Diﬀerent electoral rules provide diﬀerent incentives for parties competing for votes to adopt emerging issues. As a result, new societal issues will be integrated at diﬀerent speeds into the political arena, and ultimately, into policy. In order to study this question formally, I propose an extension of the standard spatial model of political competition that allows for issue adoption and more generally, issue prioritizing at the platform level. The paper then compares the outcome of party competition under proportional and plurality rule. Entry is allowed and incumbent parties act as Stackelberg leaders vis-à-vis potential entrants. The analysis highlights the interaction between entry barriers and the type of emerging issue in determining when and how a new issue will be introduced.

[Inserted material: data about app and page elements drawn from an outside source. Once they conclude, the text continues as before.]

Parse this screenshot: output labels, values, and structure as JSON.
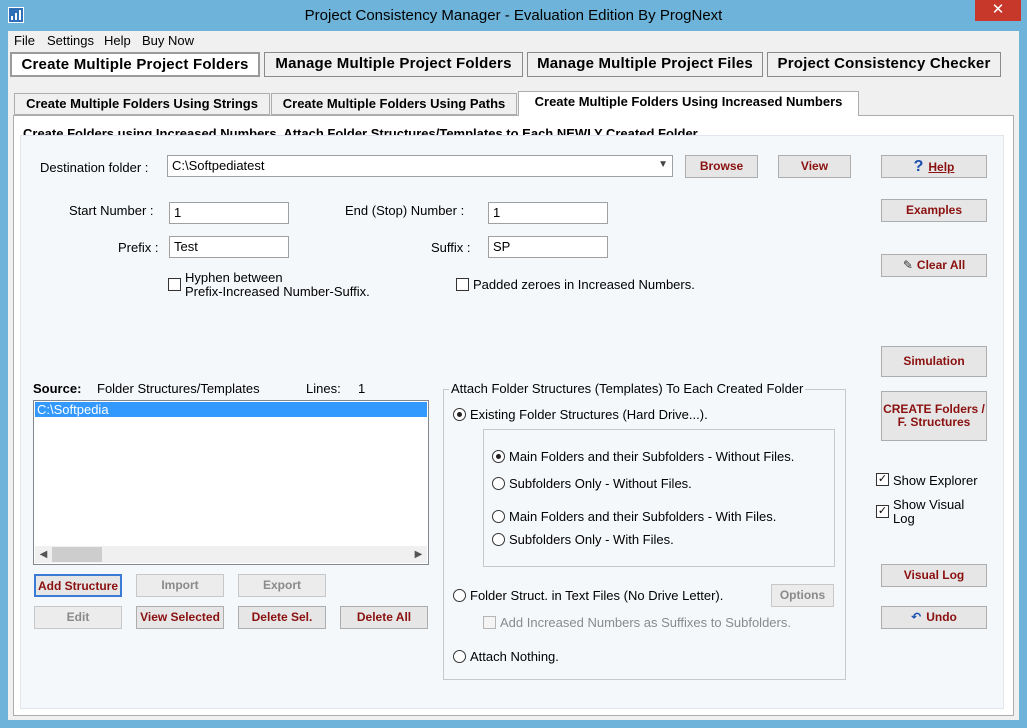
{
  "window": {
    "title": "Project Consistency Manager - Evaluation Edition  By ProgNext",
    "close": "✕"
  },
  "menu": [
    "File",
    "Settings",
    "Help",
    "Buy Now"
  ],
  "main_tabs": [
    "Create Multiple Project Folders",
    "Manage Multiple Project Folders",
    "Manage Multiple Project Files",
    "Project Consistency Checker"
  ],
  "sub_tabs": [
    "Create Multiple Folders Using Strings",
    "Create Multiple Folders Using Paths",
    "Create Multiple Folders Using Increased Numbers"
  ],
  "header": "Create Folders using Increased Numbers. Attach Folder Structures/Templates to Each NEWLY Created Folder.",
  "destination": {
    "label": "Destination folder :",
    "value": "C:\\Softpediatest",
    "browse": "Browse",
    "view": "View"
  },
  "numbers": {
    "start_label": "Start Number :",
    "start_value": "1",
    "end_label": "End (Stop) Number :",
    "end_value": "1",
    "prefix_label": "Prefix :",
    "prefix_value": "Test",
    "suffix_label": "Suffix :",
    "suffix_value": "SP"
  },
  "options": {
    "hyphen_line1": "Hyphen between",
    "hyphen_line2": "Prefix-Increased Number-Suffix.",
    "padded": "Padded zeroes in Increased Numbers."
  },
  "right_buttons": {
    "help": "Help",
    "examples": "Examples",
    "clear_all": "Clear All",
    "simulation": "Simulation",
    "create_line1": "CREATE Folders /",
    "create_line2": "F. Structures",
    "visual_log": "Visual Log",
    "undo": "Undo"
  },
  "right_checks": {
    "show_explorer": "Show Explorer",
    "show_visual_line1": "Show Visual",
    "show_visual_line2": "Log"
  },
  "source": {
    "label": "Source:",
    "type": "Folder Structures/Templates",
    "lines_label": "Lines:",
    "lines_value": "1",
    "items": [
      "C:\\Softpedia"
    ]
  },
  "source_buttons": {
    "add": "Add Structure",
    "import": "Import",
    "export": "Export",
    "edit": "Edit",
    "view_selected": "View Selected",
    "delete_sel": "Delete Sel.",
    "delete_all": "Delete All"
  },
  "attach": {
    "title": "Attach Folder Structures (Templates) To Each Created Folder",
    "existing": "Existing Folder Structures (Hard Drive...).",
    "main_no_files": "Main Folders and their Subfolders - Without Files.",
    "sub_no_files": "Subfolders Only - Without Files.",
    "main_files": "Main Folders and their Subfolders - With Files.",
    "sub_files": "Subfolders Only - With Files.",
    "text_files": "Folder Struct. in Text Files (No Drive Letter).",
    "options_btn": "Options",
    "add_suffix": "Add Increased Numbers as Suffixes to Subfolders.",
    "nothing": "Attach Nothing."
  },
  "colors": {
    "titlebar": "#6eb4da",
    "close": "#c7382b",
    "button_text": "#8b1010",
    "selection": "#3399ff"
  }
}
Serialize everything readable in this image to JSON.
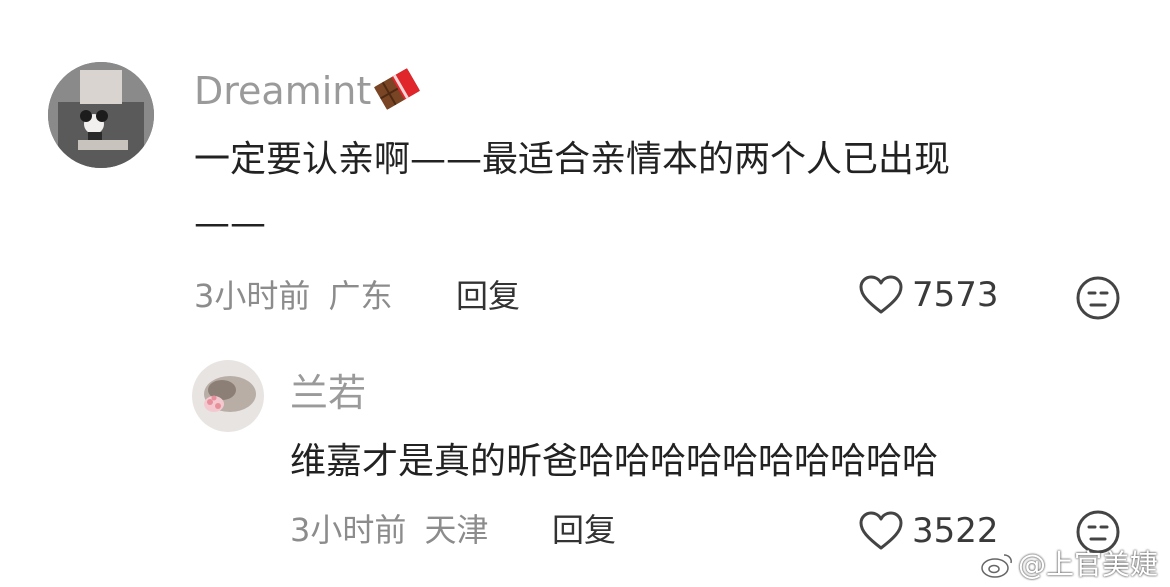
{
  "comment": {
    "username": "Dreamint",
    "username_emoji": "chocolate-bar",
    "text_line1": "一定要认亲啊——最适合亲情本的两个人已出现",
    "text_line2": "——",
    "time": "3小时前",
    "location": "广东",
    "reply_label": "回复",
    "likes": "7573",
    "reaction_icon": "neutral-face-icon"
  },
  "reply": {
    "username": "兰若",
    "text": "维嘉才是真的昕爸哈哈哈哈哈哈哈哈哈哈",
    "time": "3小时前",
    "location": "天津",
    "reply_label": "回复",
    "likes": "3522",
    "reaction_icon": "neutral-face-icon"
  },
  "watermark": {
    "text": "@上官美婕"
  },
  "colors": {
    "username": "#9a9a9a",
    "meta": "#8c8c8c",
    "text": "#222222"
  }
}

The theory explains both internal (that is, without entry by a new party) realignments of party systems along new dimensions and entry as part of the process of political realignment.
Cantillon, Estelle, "Electoral Rules and the Emergence of New Issue Dimensions" (2001). Cowles Foundation Discussion Papers. 1544.